It’s been a busy fall. We moved to a new city and that’s been taking up most of our attention and energy. We also moved Turtle to a new marina, closer to our new home. We only have transient moorage until May – and it’s a 30A slip – but the owner of the marina assures us she can find us a permanent slip with 50A power. I didn’t think I would care about 50A, but it’s nice to be able to run the hydronic heat at the dock without igniting the diesel boiler. We also need 50A to do laundry. We can always run the generator, but it’s a nice quality-of-life upgrade to do everything we need on shore power.
We’re keeping our Shilshole slip for now. We have regular business over in Seattle, and it will be nice to have the boat over there as a local condo when we need to stay overnight. It’s expensive maintaining two moorages, but the waitlist for Shilshole is so long I’m hesitant to give it up. The new moorage is about half of what Shilshole is, so it will be nice to eventually move here permanently.
There was a long wait list here, as well. But, apparently having a shiny new boat bumps you to the front of the queue for private marinas. I feel a little bad about that – but not really. Especially considering how we’ve been treated by the sailboats and live-aboards.*
Anyway – mechanical updates!
We’ve started seeing our forward ELCI breaker trip. This happened sporadically up in Blaine during commissioning as well. So far it has only happened once, but it made us lose all the food in the fridge, since we don’t leave the inverter on when we’re away. There are no obvious sources of surges (no electric heaters, etc.) and the failure is infrequent. When we plugged power back in we saw a green flashing light which indicates: “...the tripping is due to an over current“. These things are super sensitive, so it could be anything. This one may be tough to track down. Now that the boat is closer, it’s easier to check in on it. But, I still want to know that I’m not going to intermittently lose shore power. North Pacific is helping troubleshoot – but I am also farther away from their usual boat mechanics, so the logistics could be a problem.
Hot Coolant Smell
One or both of the heater cores under the kid’s bed smells like hot antifreeze. If you’ve never smelled it, it smells like maple syrup or roasted chestnuts. There are no signs of leaks anywhere, but the smell is quite strong. North Pacific sent me a spare heater core and the local rep for ITR (the manufacturer) happens to be anchored outside our new marina (seriously, that’s a stroke of luck!). He’ll come troubleshoot on Tuesday.
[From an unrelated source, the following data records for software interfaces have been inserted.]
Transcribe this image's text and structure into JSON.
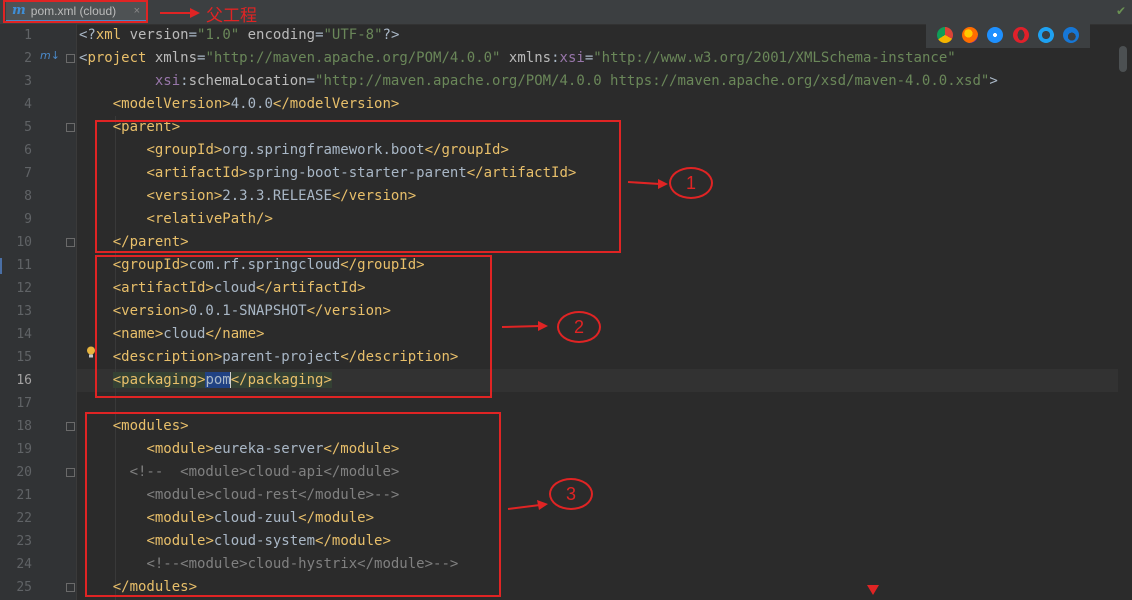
{
  "tab": {
    "icon": "m",
    "label": "pom.xml (cloud)",
    "close": "×"
  },
  "annotation_label": "父工程",
  "gutter": {
    "numbers": [
      "1",
      "2",
      "3",
      "4",
      "5",
      "6",
      "7",
      "8",
      "9",
      "10",
      "11",
      "12",
      "13",
      "14",
      "15",
      "16",
      "17",
      "18",
      "19",
      "20",
      "21",
      "22",
      "23",
      "24",
      "25"
    ],
    "current_line": 16,
    "maven_marker": "m↓"
  },
  "code_lines": [
    [
      [
        "x",
        "<?"
      ],
      [
        "t",
        "xml "
      ],
      [
        "a",
        "version"
      ],
      [
        "x",
        "="
      ],
      [
        "v",
        "\"1.0\""
      ],
      [
        "x",
        " "
      ],
      [
        "a",
        "encoding"
      ],
      [
        "x",
        "="
      ],
      [
        "v",
        "\"UTF-8\""
      ],
      [
        "x",
        "?>"
      ]
    ],
    [
      [
        "x",
        "<"
      ],
      [
        "t",
        "project "
      ],
      [
        "a",
        "xmlns"
      ],
      [
        "x",
        "="
      ],
      [
        "v",
        "\"http://maven.apache.org/POM/4.0.0\""
      ],
      [
        "x",
        " "
      ],
      [
        "a",
        "xmlns"
      ],
      [
        "x",
        ":"
      ],
      [
        "ns",
        "xsi"
      ],
      [
        "x",
        "="
      ],
      [
        "v",
        "\"http://www.w3.org/2001/XMLSchema-instance\""
      ]
    ],
    [
      [
        "x",
        "         "
      ],
      [
        "ns",
        "xsi"
      ],
      [
        "x",
        ":"
      ],
      [
        "a",
        "schemaLocation"
      ],
      [
        "x",
        "="
      ],
      [
        "v",
        "\"http://maven.apache.org/POM/4.0.0 https://maven.apache.org/xsd/maven-4.0.0.xsd\""
      ],
      [
        "x",
        ">"
      ]
    ],
    [
      [
        "x",
        "    "
      ],
      [
        "t",
        "<modelVersion>"
      ],
      [
        "x",
        "4.0.0"
      ],
      [
        "t",
        "</modelVersion>"
      ]
    ],
    [
      [
        "x",
        "    "
      ],
      [
        "t",
        "<parent>"
      ]
    ],
    [
      [
        "x",
        "        "
      ],
      [
        "t",
        "<groupId>"
      ],
      [
        "x",
        "org.springframework.boot"
      ],
      [
        "t",
        "</groupId>"
      ]
    ],
    [
      [
        "x",
        "        "
      ],
      [
        "t",
        "<artifactId>"
      ],
      [
        "x",
        "spring-boot-starter-parent"
      ],
      [
        "t",
        "</artifactId>"
      ]
    ],
    [
      [
        "x",
        "        "
      ],
      [
        "t",
        "<version>"
      ],
      [
        "x",
        "2.3.3.RELEASE"
      ],
      [
        "t",
        "</version>"
      ]
    ],
    [
      [
        "x",
        "        "
      ],
      [
        "t",
        "<relativePath/>"
      ]
    ],
    [
      [
        "x",
        "    "
      ],
      [
        "t",
        "</parent>"
      ]
    ],
    [
      [
        "x",
        "    "
      ],
      [
        "t",
        "<groupId>"
      ],
      [
        "x",
        "com.rf.springcloud"
      ],
      [
        "t",
        "</groupId>"
      ]
    ],
    [
      [
        "x",
        "    "
      ],
      [
        "t",
        "<artifactId>"
      ],
      [
        "x",
        "cloud"
      ],
      [
        "t",
        "</artifactId>"
      ]
    ],
    [
      [
        "x",
        "    "
      ],
      [
        "t",
        "<version>"
      ],
      [
        "x",
        "0.0.1-SNAPSHOT"
      ],
      [
        "t",
        "</version>"
      ]
    ],
    [
      [
        "x",
        "    "
      ],
      [
        "t",
        "<name>"
      ],
      [
        "x",
        "cloud"
      ],
      [
        "t",
        "</name>"
      ]
    ],
    [
      [
        "x",
        "    "
      ],
      [
        "t",
        "<description>"
      ],
      [
        "x",
        "parent-project"
      ],
      [
        "t",
        "</description>"
      ]
    ],
    [
      [
        "x",
        "    "
      ],
      [
        "t hl-tag",
        "<packaging>"
      ],
      [
        "x hl-sel",
        "pom"
      ],
      [
        "caret",
        ""
      ],
      [
        "t hl-tag",
        "</packaging>"
      ]
    ],
    [
      [
        "x",
        ""
      ]
    ],
    [
      [
        "x",
        "    "
      ],
      [
        "t",
        "<modules>"
      ]
    ],
    [
      [
        "x",
        "        "
      ],
      [
        "t",
        "<module>"
      ],
      [
        "x",
        "eureka-server"
      ],
      [
        "t",
        "</module>"
      ]
    ],
    [
      [
        "x",
        "      "
      ],
      [
        "c",
        "<!--  <module>cloud-api</module>"
      ]
    ],
    [
      [
        "x",
        "        "
      ],
      [
        "c",
        "<module>cloud-rest</module>-->"
      ]
    ],
    [
      [
        "x",
        "        "
      ],
      [
        "t",
        "<module>"
      ],
      [
        "x",
        "cloud-zuul"
      ],
      [
        "t",
        "</module>"
      ]
    ],
    [
      [
        "x",
        "        "
      ],
      [
        "t",
        "<module>"
      ],
      [
        "x",
        "cloud-system"
      ],
      [
        "t",
        "</module>"
      ]
    ],
    [
      [
        "x",
        "        "
      ],
      [
        "c",
        "<!--<module>cloud-hystrix</module>-->"
      ]
    ],
    [
      [
        "x",
        "    "
      ],
      [
        "t",
        "</modules>"
      ]
    ]
  ],
  "callouts": [
    {
      "number": "1"
    },
    {
      "number": "2"
    },
    {
      "number": "3"
    }
  ],
  "browser_icons": [
    "chrome-icon",
    "firefox-icon",
    "safari-icon",
    "opera-icon",
    "ie-icon",
    "edge-icon"
  ],
  "colors": {
    "annotation": "#e02424",
    "tag": "#e8bf6a",
    "attribute": "#bababa",
    "namespace": "#9876aa",
    "string": "#6a8759",
    "text": "#a9b7c6",
    "comment": "#808080",
    "background": "#2b2b2b"
  }
}
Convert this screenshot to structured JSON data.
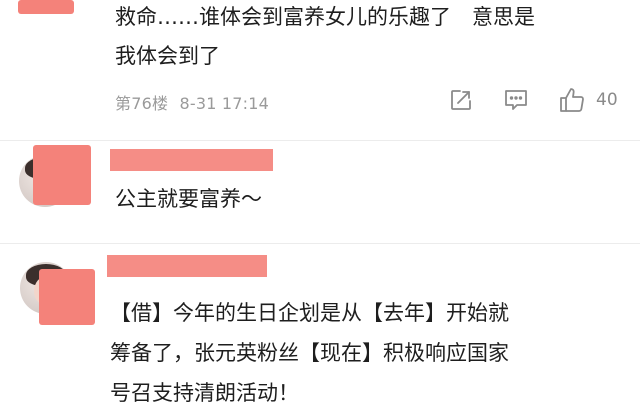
{
  "comments": [
    {
      "text_lines": [
        "救命……谁体会到富养女儿的乐趣了　意思是",
        "我体会到了"
      ],
      "floor": "第76楼",
      "time": "8-31 17:14",
      "likes": "40"
    },
    {
      "text_lines": [
        "公主就要富养～"
      ]
    },
    {
      "text_lines": [
        "【借】今年的生日企划是从【去年】开始就",
        "筹备了，张元英粉丝【现在】积极响应国家",
        "号召支持清朗活动！"
      ]
    }
  ],
  "icons": {
    "share": "share-icon",
    "reply": "comment-icon",
    "like": "thumbs-up-icon"
  },
  "colors": {
    "mask": "#f4827a",
    "meta_text": "#9a9a9a",
    "divider": "#ececec"
  }
}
We need to get this addressed before our Christmas trip.
Salon Blinds are Done!
I’ve had piles of blinds sitting in the laz for months now. I finally bit the bullet and spent a day getting the rest of them in the salon. The valence hanging over the window makes these really hard to get in. A couple a tricks I found:
- Use some poster putty to hold the clip in place while you get the screws in.
- Get a really long extension for the power drill (and use the hex head, not the Philips head).
A couple of times I could not get the screws to go all the way in, the facing would pull away and the screw hit something (maybe the aluminum floor mesh?). But, for the most part they seem secure. I think they look really good…
Finally, this has been a chronic annoyance for a while. The couch doesn’t sit level (on a boat? really?) and the plastic pads scratch the floor. We tried little shims and felt pads, but they don’t work. So, I added some permanent felt feet that can be adjusted. Now it sits level and I can move it without scratching the floor.
One more thing. I picked up one of these Milwaukee portable shop vacs and they’re amazing. It makes cleanup of sawdust and other stuff super convenient. It’s also part of the whole “Fuel” line of tools that use interchangeable batteries. Though, there are differences you should be aware of before you decide to lock into their ecosystem. So far I have the shop vac, a drill, an impact drill, and a leaf blower. Been very happy with them.
*Let’s just say the tension between sail and power, and between marina live-aboards and monthly moorage, turns into full on class warfare when you have a new boat.